# Work to be completed
Copy out all lines of the records in which the word "Divorce" appears.

Dataset entries:
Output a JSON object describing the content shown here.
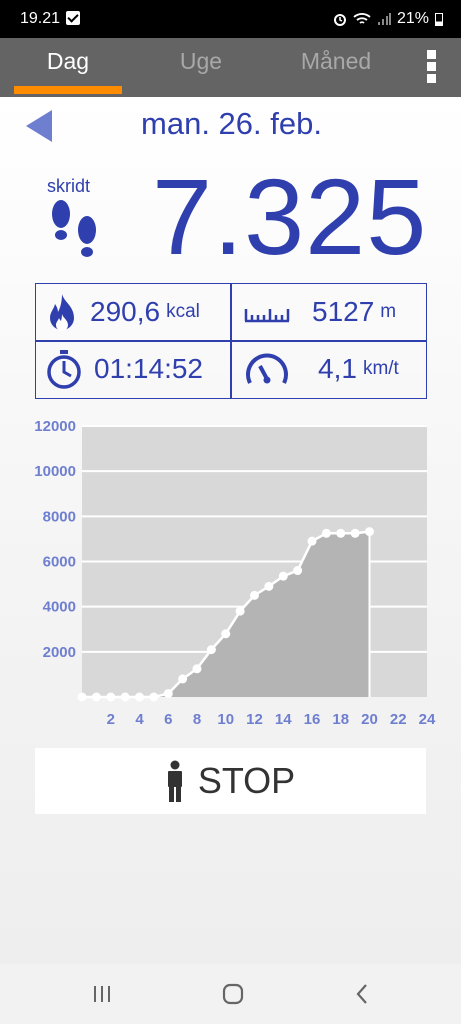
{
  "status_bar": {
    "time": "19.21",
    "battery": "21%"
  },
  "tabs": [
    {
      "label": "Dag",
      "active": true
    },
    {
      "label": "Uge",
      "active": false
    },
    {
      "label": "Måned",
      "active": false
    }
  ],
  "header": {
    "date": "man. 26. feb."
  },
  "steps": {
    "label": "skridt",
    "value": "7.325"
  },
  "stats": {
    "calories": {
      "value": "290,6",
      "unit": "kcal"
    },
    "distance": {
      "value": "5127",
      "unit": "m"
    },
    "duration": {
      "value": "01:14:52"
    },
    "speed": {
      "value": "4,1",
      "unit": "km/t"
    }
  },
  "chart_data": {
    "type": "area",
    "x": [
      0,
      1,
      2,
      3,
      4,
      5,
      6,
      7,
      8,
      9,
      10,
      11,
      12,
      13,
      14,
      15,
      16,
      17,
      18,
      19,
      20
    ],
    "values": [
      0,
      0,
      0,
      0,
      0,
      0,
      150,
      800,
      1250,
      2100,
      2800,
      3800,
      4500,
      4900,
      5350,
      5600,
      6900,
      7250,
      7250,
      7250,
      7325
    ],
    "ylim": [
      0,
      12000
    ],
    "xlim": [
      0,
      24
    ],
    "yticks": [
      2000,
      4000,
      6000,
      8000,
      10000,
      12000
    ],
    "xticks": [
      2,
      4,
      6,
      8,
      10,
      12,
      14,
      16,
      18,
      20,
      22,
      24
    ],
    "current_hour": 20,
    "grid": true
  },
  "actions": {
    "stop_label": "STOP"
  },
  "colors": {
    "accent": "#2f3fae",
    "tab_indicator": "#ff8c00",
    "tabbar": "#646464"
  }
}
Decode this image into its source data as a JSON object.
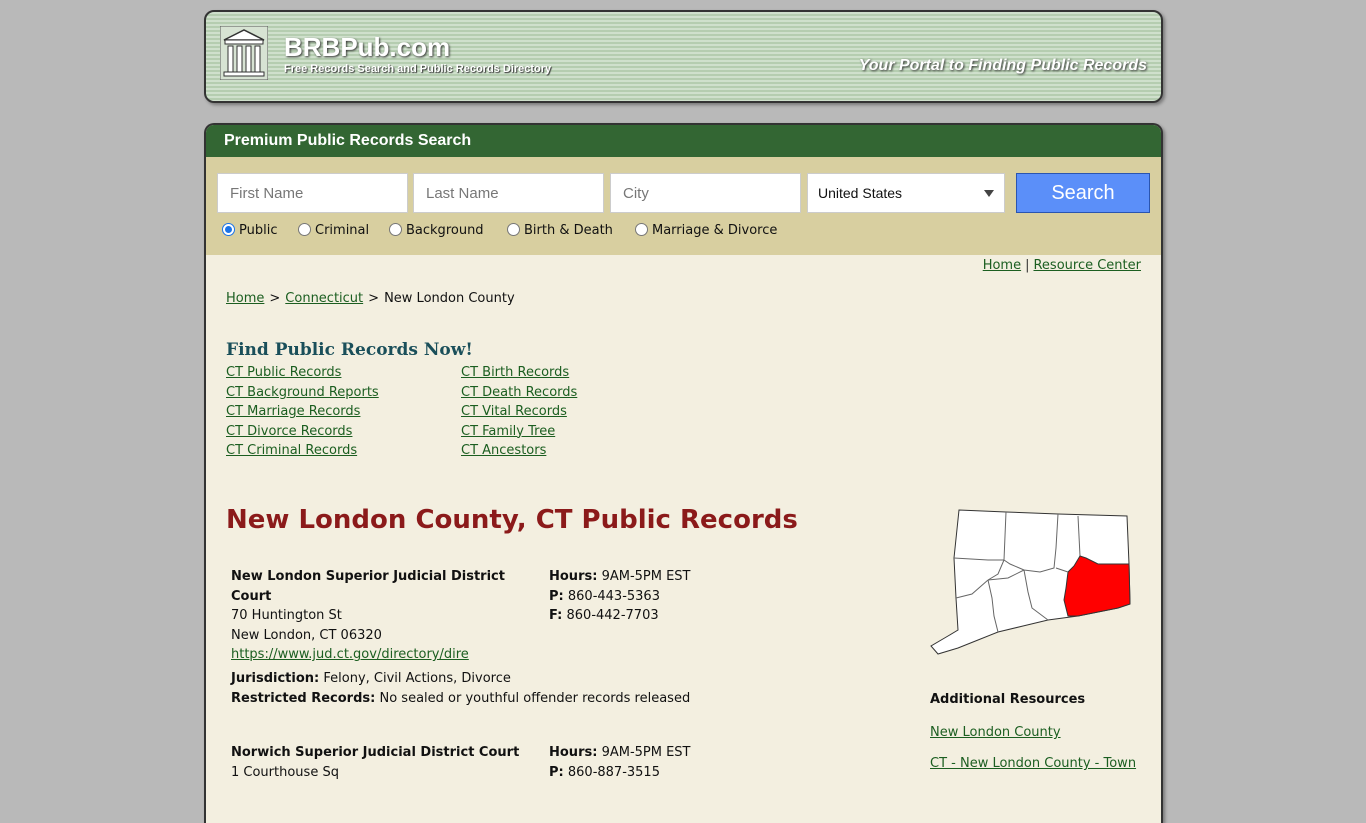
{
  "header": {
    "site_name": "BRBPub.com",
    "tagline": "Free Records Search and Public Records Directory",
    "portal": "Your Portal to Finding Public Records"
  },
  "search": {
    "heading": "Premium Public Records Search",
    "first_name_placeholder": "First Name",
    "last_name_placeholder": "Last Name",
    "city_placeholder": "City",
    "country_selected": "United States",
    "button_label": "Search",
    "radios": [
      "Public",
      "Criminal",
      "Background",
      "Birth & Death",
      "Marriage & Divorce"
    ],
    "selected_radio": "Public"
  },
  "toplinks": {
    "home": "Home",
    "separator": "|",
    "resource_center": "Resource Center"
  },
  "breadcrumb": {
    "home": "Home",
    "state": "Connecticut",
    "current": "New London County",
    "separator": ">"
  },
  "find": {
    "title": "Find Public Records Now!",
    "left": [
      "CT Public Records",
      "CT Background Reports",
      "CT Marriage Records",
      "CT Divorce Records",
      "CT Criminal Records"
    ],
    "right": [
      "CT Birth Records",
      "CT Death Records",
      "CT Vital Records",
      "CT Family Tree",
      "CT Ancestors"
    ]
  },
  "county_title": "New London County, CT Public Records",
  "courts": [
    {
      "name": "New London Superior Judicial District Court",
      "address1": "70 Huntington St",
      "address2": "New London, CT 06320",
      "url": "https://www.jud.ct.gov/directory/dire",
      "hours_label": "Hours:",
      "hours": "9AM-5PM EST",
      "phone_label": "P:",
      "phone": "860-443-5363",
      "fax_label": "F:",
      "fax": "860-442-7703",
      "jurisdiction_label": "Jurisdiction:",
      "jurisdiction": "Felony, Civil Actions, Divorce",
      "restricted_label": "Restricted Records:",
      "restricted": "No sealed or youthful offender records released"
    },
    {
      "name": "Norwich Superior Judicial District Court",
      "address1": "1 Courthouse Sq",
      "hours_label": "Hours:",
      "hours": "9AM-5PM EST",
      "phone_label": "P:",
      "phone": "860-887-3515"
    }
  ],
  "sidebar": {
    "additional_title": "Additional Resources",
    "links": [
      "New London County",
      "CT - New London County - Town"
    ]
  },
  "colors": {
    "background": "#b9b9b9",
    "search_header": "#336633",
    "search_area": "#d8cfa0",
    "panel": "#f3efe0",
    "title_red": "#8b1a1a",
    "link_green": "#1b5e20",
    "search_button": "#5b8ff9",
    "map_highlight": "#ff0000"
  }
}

# Reply
      "Marriage & Divorce"
      "CT Divorce Records",
      "jurisdiction": "Felony, Civil Actions, Divorce",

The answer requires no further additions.